The commercialization of Internet affects all aspects modern life. Now-a-days video bloggers and social media influencers give online marketing another dimension and hold enough influence to make a substantial impact in making or breaking of a brand name and its value. Such massive societal influence inevitably necessitates that the judiciary is on its toes.
A recent example is Marico Limited v. Abhijeet Bhansali COMIP No. 596 of 2019. In this case, the Hon’ble Bombay High Court dealt with the issue of disparagement of PARACHUTE COCONUT OIL by Abhijeet Bhansali, a/k/a Bearded Chokra, a popular video blogger/social media influencer who produces and uploads videos featuring reviews of products of various manufacturers on his YouTube channel.

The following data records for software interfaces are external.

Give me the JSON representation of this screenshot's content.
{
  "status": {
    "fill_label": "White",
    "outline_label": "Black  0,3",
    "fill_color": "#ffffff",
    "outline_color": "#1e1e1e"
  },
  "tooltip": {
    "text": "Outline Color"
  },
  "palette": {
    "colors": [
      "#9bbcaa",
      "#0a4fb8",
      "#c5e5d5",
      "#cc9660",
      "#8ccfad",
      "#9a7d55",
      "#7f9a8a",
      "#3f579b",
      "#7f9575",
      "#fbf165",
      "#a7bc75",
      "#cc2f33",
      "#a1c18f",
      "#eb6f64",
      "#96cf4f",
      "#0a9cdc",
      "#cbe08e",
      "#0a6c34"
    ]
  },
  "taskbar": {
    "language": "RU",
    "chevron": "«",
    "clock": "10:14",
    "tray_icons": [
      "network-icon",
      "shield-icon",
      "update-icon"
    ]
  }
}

The Defendant uploaded a video (“Impugned Video”) containing allegedly disparaging remarks about the Plaintiff’s PARACHUTE COCONUT OIL. The Impugned Video featured, inter alia, a comparison drawn between the Plaintiff’s PARACHUTE COCONUT OIL and another product, labelled as “Organic Coconut Oil” by the Defendant. This another product was, in fact, virgin coconut oil, which is classified, under the Food Regulations 2017, in a different category as compared to regular coconut oil. In the Impugned Video, the Defendant conducted a test comparing the two products without clearly informing the viewers that the rival products, in fact, were classified in different categories. The Defendant went on to give a verdict in his video concluding that PARACHUTE COCONUT OIL is not the right choice for a consumer.
The Plaintiff sought an injunction restraining the Defendant from publishing or broadcasting or communicating to the public, the Impugned Video; disparaging or denigrating the Plaintiff’s PARACHUTE COCONUT OIL product and infringing the Plaintiff’s registered trademark, namely, PARACHUTE.
The Defendant contended, inter alia, that the Impugned Video was intended to educate viewers and express his bona fide opinion. The Plaintiff argued that the Impugned Video was intended to malign the Plaintiff’s PARACHUTE COCONUT OIL. Further, the Plaintiff submitted that the Defendant, purposely and knowingly, misrepresented to the viewers that he was comparing the Plaintiff’s PARACHUTE COCONUT OIL with organic coconut oil when he was actually comparing it with virgin coconut oil. The Plaintiff submitted data that supported the contention that there was no major variance in the nutrition value of the rival products.
Observing that a social media influencer who has or claims to have a sound knowledge on a particular subject matter has the power to influence people, the Hon’ble Court held that this power ought to be exercised carefully. The Defendant being aware of his influence as a social media influencer with a follower base and a degree of credibility could not deliver statements with the same impunity as an ordinary person.
Placing reliance on a Division Bench decision in Gujarat Co-operative v. Hindustan Unilever the court held that intent; manner; and the message sought to be conveyed were the three parameters of determining whether a case of disparagement or denigration can be made out against the Defendant. The Court ruled that the Impugned Video was not an educative video in respect of coconut oils, but a video targeted at the Plaintiff’s PARACHUTE COCONUT OIL. The manner in which the Impugned Video portrayed the Plaintiff’s product and the message sought to be conveyed were held to be denigrating in nature. Thus, it was held that the Impugned Video was hit by all three of the above-noted factors.
After a detailed discussion and analysis on the law of disparagement in view of the factual matrix of the case and the significant role played by social medial influencers and video bloggers in the world of marketing and advertising, the court ordered the Defendant to take down the Impugned Video, pending hearing and final disposal of the suit.